“I wanted to share my message that it is possible to live your impossible every day. And that doesn’t have to mean throwing yourself down a mountain at 70mph blind or going on Dancing with the Stars, it is just getting up and doing what you may think is impossible and that could be talking to your boss or going for a walk or many things."
Para alpine skier Danelle Umstead has just about done it all. The 46-year-old is a three-time Paralympic and four-time World Championship medal winner, an in-demand motivational speaker, a mother and, since earlier this year, the first vision impaired contestant on the USA reality TV show, Dancing with the Stars.
But she is not, by a long shot, done yet with epitomising her motto of ‘Living the impossible’.
First and foremost, the Utah resident is gearing up for another elite ski season, with a heart-warming aim in mind.
“My ultimate goal for this season, and this might sound corny because it is not a big race, is our Nationals,” the US skier said. “This year they are in Winter Park, Colorado (in March 2019) and that is where Rob (her husband and guide) and I first raced together.
“So just to go there, ski strong and have a really good time with Rob and our whole team, that would be more exciting to me than anything else. I know that sounds cheesy but I am really excited about it.”
Looking to the future
It is not quite an early announcement that this legendary figure of Para alpine skiing is preparing to hang up her skis, but it is an indication that fans have to be prepared that she may soon move on to other challenges.
“I suffer from MS (multiple sclerosis) as well as being vision impaired and day-to-day I don’t know how my health is going to be. Some races I can do, some I can’t,” Umstead said. “So, I pray to be really strong and healthy and to be able to ski that race (in Colorado) really well. Whether or not that will be my last race I can’t say but to finish strong, that would be amazing.”

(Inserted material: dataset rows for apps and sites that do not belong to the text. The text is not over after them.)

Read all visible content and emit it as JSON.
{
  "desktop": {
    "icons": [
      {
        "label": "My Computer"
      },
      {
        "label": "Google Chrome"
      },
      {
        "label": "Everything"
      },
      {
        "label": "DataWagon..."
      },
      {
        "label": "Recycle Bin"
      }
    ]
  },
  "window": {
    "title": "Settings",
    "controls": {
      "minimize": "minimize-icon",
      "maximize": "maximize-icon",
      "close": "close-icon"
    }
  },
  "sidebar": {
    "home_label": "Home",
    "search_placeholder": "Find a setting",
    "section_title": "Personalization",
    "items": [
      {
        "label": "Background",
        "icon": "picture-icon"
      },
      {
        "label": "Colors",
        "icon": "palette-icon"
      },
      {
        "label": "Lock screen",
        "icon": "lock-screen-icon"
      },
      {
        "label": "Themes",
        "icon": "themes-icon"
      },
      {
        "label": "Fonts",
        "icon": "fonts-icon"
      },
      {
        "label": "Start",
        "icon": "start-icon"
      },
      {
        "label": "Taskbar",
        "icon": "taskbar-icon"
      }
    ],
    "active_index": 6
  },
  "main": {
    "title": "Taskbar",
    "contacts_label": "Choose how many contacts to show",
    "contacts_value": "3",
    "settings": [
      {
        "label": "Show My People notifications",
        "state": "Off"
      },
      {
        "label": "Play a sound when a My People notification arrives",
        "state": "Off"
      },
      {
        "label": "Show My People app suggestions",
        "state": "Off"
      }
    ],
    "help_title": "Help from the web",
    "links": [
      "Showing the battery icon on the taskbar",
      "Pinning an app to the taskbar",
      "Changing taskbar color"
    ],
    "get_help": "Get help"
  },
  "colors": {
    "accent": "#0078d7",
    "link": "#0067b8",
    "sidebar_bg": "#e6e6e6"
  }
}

The three-time Paralympian, who finished inside the top eight in the super G, super combined and giant slalom at the PyeongChang 2018 Games, is certainly pushing all thoughts of retirement out of her mind right now. For one thing, she is just loving being back on the snow after her foray into the extraordinary world of reality TV.
“Being the first blind contestant on Dancing with the Stars was an honour,” she said with a clear smile in her voice, before she added; “I was very vulnerable, but I think we all get stronger from being that.”
The mother-of-one was motivated to put herself through the immense rigours of dancing live on national television for two main reasons.
“I wanted to share my message that it is possible to live your impossible every day,” she said. “And that doesn’t have to mean throwing yourself down a mountain at 70mph blind or going on Dancing with the Stars, it is just getting up and doing what you may think is impossible and that could be talking to your boss or going for a walk or many things.
“The other reason is I have always wanted to dance my whole, entire life and in 2007 I was actually standing with my baby in my arms, four inches away from the screen saying, ‘I want to be the first blind contestant on Dancing with the Stars’. And 11 years later I was. How amazing is that?”
It is amazing but like the true competitor that she is, Umstead was frustrated that she and her partner were the second contestants to be voted off the programme – particularly because a “technical glitch” meant that only online votes, not those cast by phone, were counted on her final night.
“It was really hard to have closure because I didn’t go out the way you are supposed to go out,” she said before revealing that an instant trip to Switzerland, to get back on skis, restored her to her normal happy-go-lucky self.
With a potential trip to the 2019 World Para Alpine Skiing Championships looming, alongside her all-important date in March, Umstead is firmly focused on the season ahead. And should this prove to be her last, the woman who learned to ski aged 29 has not ruled out trying another sport.
“I know I have to compete in some way, because I love it, it gives me excitement and drive,” she said. “It keeps me alive.”